Islander Poets Interview Series – J.L. Wright

We’re excited to introduce our first featured Islander poet to kick-off our month-long series, faculty member J.L. Wright. She began writing poetry as a young girl, publishing her first poem in the local newspaper at age 10. She has since written three poetry collections, Unadoptable Joy, Homeless Joy, and Unsettled Joy.  

In this interview, she spoke about themes present in her three published poetry collections, the origin of poetry and its role as the “voice of the common man,” the importance of persisting during often-grueling submission and rejection cycles when pursuing publication, her plans for establishing a local poetry critique group, and so much more!  

When asked Do you have specific messages or themes in your work? J.L. Wright responded: 
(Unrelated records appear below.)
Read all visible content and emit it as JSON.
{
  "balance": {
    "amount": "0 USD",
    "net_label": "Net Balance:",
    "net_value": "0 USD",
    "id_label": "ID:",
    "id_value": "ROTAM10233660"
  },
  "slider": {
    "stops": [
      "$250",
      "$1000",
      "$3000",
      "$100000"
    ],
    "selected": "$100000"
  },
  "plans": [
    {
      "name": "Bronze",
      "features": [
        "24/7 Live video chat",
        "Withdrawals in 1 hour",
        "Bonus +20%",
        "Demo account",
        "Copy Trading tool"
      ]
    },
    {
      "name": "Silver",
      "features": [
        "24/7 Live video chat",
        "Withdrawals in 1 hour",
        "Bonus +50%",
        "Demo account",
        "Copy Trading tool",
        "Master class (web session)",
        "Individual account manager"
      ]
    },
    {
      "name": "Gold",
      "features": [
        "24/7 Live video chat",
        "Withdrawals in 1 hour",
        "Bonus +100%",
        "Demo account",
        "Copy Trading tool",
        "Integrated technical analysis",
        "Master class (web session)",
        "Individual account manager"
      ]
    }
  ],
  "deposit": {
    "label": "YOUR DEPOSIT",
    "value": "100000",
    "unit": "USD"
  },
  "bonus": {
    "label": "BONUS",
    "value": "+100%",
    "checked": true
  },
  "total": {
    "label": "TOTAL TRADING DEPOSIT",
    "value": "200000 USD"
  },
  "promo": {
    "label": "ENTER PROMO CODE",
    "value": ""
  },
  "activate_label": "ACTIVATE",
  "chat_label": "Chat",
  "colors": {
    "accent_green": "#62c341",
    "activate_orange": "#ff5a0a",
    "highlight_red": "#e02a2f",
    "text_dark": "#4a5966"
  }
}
So, I’ve talked about the themes that I’ve published extensively, being unadoptable, foster care, and homelessness. But other themes that I’m interested in is anything I get interested in. In regards to education, in regards to politics…those become themes and fodder for my poetry. 
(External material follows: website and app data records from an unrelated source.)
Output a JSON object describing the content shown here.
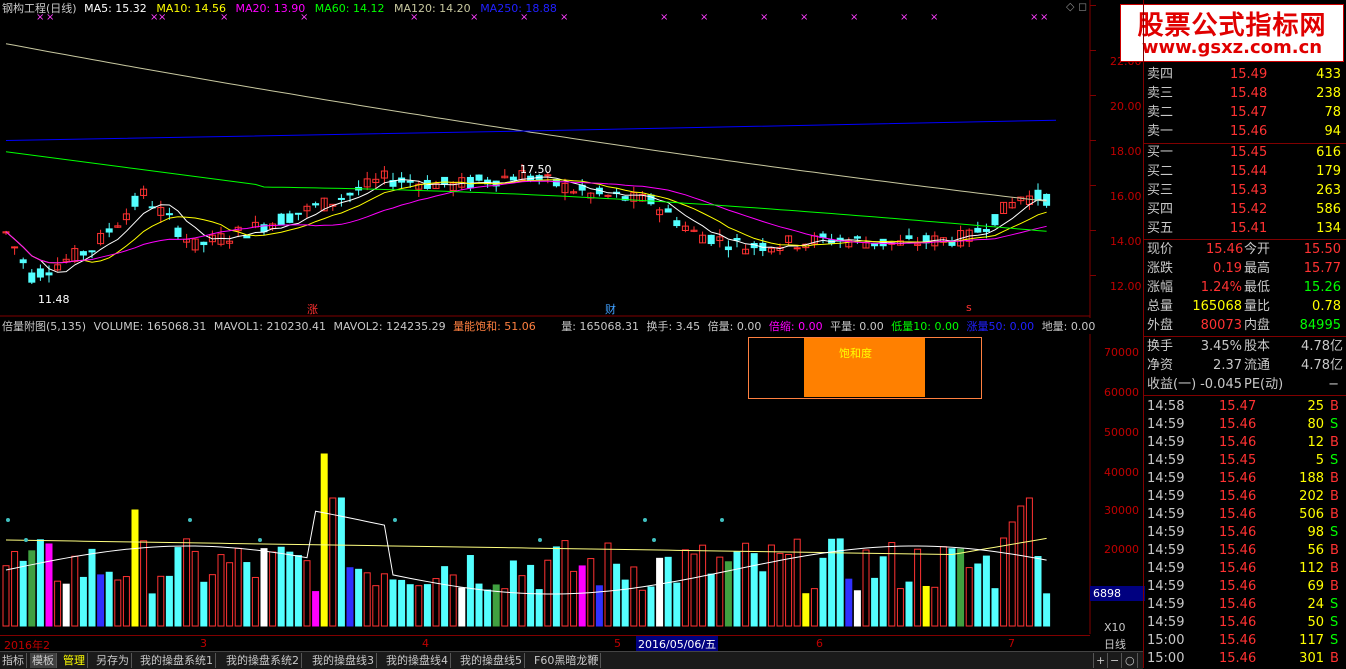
{
  "header": {
    "title": "钢构工程(日线)",
    "ma5": "MA5: 15.32",
    "ma10": "MA10: 14.56",
    "ma20": "MA20: 13.90",
    "ma60": "MA60: 14.12",
    "ma120": "MA120: 14.20",
    "ma250": "MA250: 18.88"
  },
  "price_axis": [
    "24",
    "22.00",
    "20.00",
    "18.00",
    "16.00",
    "14.00",
    "12.00"
  ],
  "price_marks": {
    "high": "17.50",
    "low": "11.48",
    "zhang": "涨",
    "cai": "财",
    "s": "s"
  },
  "vol_header": {
    "name": "倍量附图(5,135)",
    "volume": "VOLUME: 165068.31",
    "mavol1": "MAVOL1: 210230.41",
    "mavol2": "MAVOL2: 124235.29",
    "saturation": "量能饱和: 51.06",
    "liang": "量: 165068.31",
    "huanshou": "换手: 3.45",
    "beiliang": "倍量: 0.00",
    "beisuo": "倍缩: 0.00",
    "pingliang": "平量: 0.00",
    "diliang": "低量10: 0.00",
    "zhangliang": "涨量50: 0.00",
    "diliang2": "地量: 0.00"
  },
  "vol_axis": [
    "70000",
    "60000",
    "50000",
    "40000",
    "30000",
    "20000",
    "10000"
  ],
  "vol_marker": "6898",
  "vol_scale": "X10",
  "saturation_box": "饱和度",
  "date_axis": [
    "2016年2",
    "3",
    "4",
    "5",
    "2016/05/06/五",
    "6",
    "7"
  ],
  "period": "日线",
  "tabs": [
    "指标",
    "模板",
    "管理",
    "另存为",
    "我的操盘系统1",
    "我的操盘系统2",
    "我的操盘线3",
    "我的操盘线4",
    "我的操盘线5",
    "F60黑暗龙鞭"
  ],
  "tab_controls": [
    "+",
    "−",
    "○"
  ],
  "banner": {
    "title": "股票公式指标网",
    "url": "www.gsxz.com.cn"
  },
  "order_book": {
    "sell": [
      {
        "label": "卖四",
        "price": "15.49",
        "vol": "433"
      },
      {
        "label": "卖三",
        "price": "15.48",
        "vol": "238"
      },
      {
        "label": "卖二",
        "price": "15.47",
        "vol": "78"
      },
      {
        "label": "卖一",
        "price": "15.46",
        "vol": "94"
      }
    ],
    "buy": [
      {
        "label": "买一",
        "price": "15.45",
        "vol": "616"
      },
      {
        "label": "买二",
        "price": "15.44",
        "vol": "179"
      },
      {
        "label": "买三",
        "price": "15.43",
        "vol": "263"
      },
      {
        "label": "买四",
        "price": "15.42",
        "vol": "586"
      },
      {
        "label": "买五",
        "price": "15.41",
        "vol": "134"
      }
    ]
  },
  "quote": [
    {
      "l1": "现价",
      "v1": "15.46",
      "l2": "今开",
      "v2": "15.50"
    },
    {
      "l1": "涨跌",
      "v1": "0.19",
      "l2": "最高",
      "v2": "15.77"
    },
    {
      "l1": "涨幅",
      "v1": "1.24%",
      "l2": "最低",
      "v2": "15.26"
    },
    {
      "l1": "总量",
      "v1": "165068",
      "l2": "量比",
      "v2": "0.78"
    },
    {
      "l1": "外盘",
      "v1": "80073",
      "l2": "内盘",
      "v2": "84995"
    }
  ],
  "stats": [
    {
      "l1": "换手",
      "v1": "3.45%",
      "l2": "股本",
      "v2": "4.78亿"
    },
    {
      "l1": "净资",
      "v1": "2.37",
      "l2": "流通",
      "v2": "4.78亿"
    },
    {
      "l1": "收益(一)",
      "v1": "-0.045",
      "l2": "PE(动)",
      "v2": "−"
    }
  ],
  "ticks": [
    {
      "time": "14:58",
      "price": "15.47",
      "vol": "25",
      "side": "B"
    },
    {
      "time": "14:59",
      "price": "15.46",
      "vol": "80",
      "side": "S"
    },
    {
      "time": "14:59",
      "price": "15.46",
      "vol": "12",
      "side": "B"
    },
    {
      "time": "14:59",
      "price": "15.45",
      "vol": "5",
      "side": "S"
    },
    {
      "time": "14:59",
      "price": "15.46",
      "vol": "188",
      "side": "B"
    },
    {
      "time": "14:59",
      "price": "15.46",
      "vol": "202",
      "side": "B"
    },
    {
      "time": "14:59",
      "price": "15.46",
      "vol": "506",
      "side": "B"
    },
    {
      "time": "14:59",
      "price": "15.46",
      "vol": "98",
      "side": "S"
    },
    {
      "time": "14:59",
      "price": "15.46",
      "vol": "56",
      "side": "B"
    },
    {
      "time": "14:59",
      "price": "15.46",
      "vol": "112",
      "side": "B"
    },
    {
      "time": "14:59",
      "price": "15.46",
      "vol": "69",
      "side": "B"
    },
    {
      "time": "14:59",
      "price": "15.46",
      "vol": "24",
      "side": "S"
    },
    {
      "time": "14:59",
      "price": "15.46",
      "vol": "50",
      "side": "S"
    },
    {
      "time": "15:00",
      "price": "15.46",
      "vol": "117",
      "side": "S"
    },
    {
      "time": "15:00",
      "price": "15.46",
      "vol": "301",
      "side": "B"
    }
  ],
  "colors": {
    "up": "#ff3232",
    "down": "#54ffff",
    "ma5": "#ffffff",
    "ma10": "#ffff00",
    "ma20": "#ff00ff",
    "ma60": "#00ff00",
    "ma120": "#c8c8a0",
    "ma250": "#0000ff"
  }
}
But it’s something as simple as I love Found Poetry. Found Poetry might be something as I’m driving down Ocean Drive, and I see the title of this street name. And then I see a sign for a motel. And then I see a flower, and I might take those three things together to make a poem. And poetry really just connects real life in whatever format you find it.  

Watch the rest of the interview with J.L. Wright here: